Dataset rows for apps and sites
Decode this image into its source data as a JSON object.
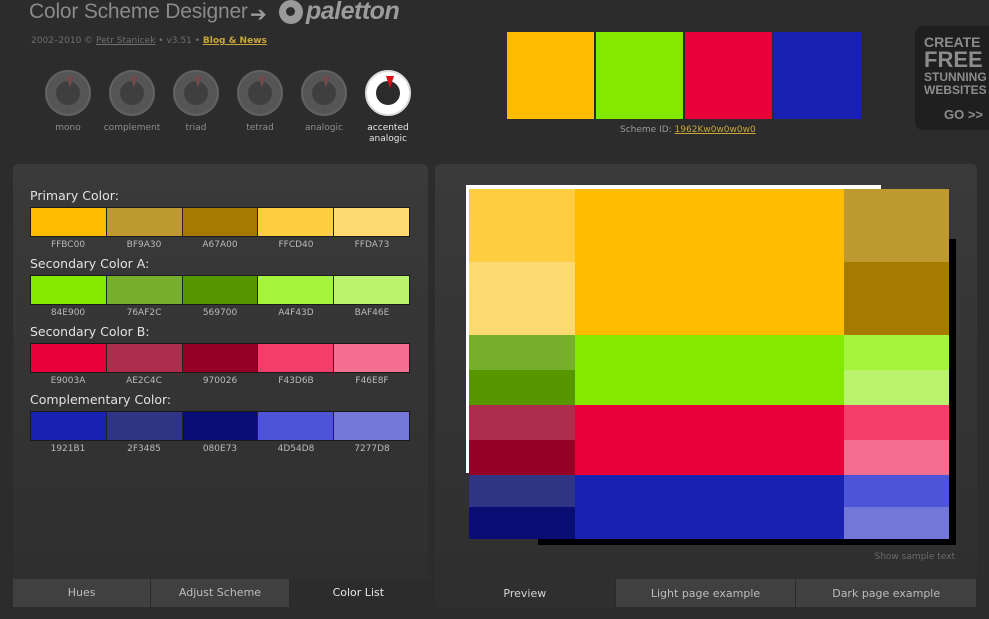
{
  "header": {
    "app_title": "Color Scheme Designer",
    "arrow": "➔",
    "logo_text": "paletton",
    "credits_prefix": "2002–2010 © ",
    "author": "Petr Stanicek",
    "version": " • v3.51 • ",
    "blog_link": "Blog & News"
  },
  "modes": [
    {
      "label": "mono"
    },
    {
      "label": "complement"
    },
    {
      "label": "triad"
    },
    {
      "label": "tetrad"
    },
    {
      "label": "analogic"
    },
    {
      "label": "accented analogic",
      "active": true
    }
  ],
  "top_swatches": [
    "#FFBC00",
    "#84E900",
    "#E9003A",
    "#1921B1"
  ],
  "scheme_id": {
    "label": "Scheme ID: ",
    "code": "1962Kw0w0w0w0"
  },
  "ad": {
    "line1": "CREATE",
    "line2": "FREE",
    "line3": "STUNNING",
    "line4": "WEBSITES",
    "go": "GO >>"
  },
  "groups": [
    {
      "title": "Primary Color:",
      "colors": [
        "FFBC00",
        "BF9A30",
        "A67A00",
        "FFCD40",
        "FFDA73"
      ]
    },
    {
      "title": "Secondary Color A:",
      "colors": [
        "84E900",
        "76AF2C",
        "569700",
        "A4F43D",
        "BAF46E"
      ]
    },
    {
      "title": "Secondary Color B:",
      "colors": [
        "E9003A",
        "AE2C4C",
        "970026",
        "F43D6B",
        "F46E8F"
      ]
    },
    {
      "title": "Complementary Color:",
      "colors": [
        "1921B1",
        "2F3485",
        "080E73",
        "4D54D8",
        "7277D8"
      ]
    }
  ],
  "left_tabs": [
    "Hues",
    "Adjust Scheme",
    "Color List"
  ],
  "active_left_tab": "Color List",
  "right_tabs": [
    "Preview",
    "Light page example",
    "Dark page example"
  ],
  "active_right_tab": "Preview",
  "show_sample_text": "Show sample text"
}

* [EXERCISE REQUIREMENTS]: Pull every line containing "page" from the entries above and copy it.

* [TASK OUTPUT]:
    "Light page example",
    "Dark page example"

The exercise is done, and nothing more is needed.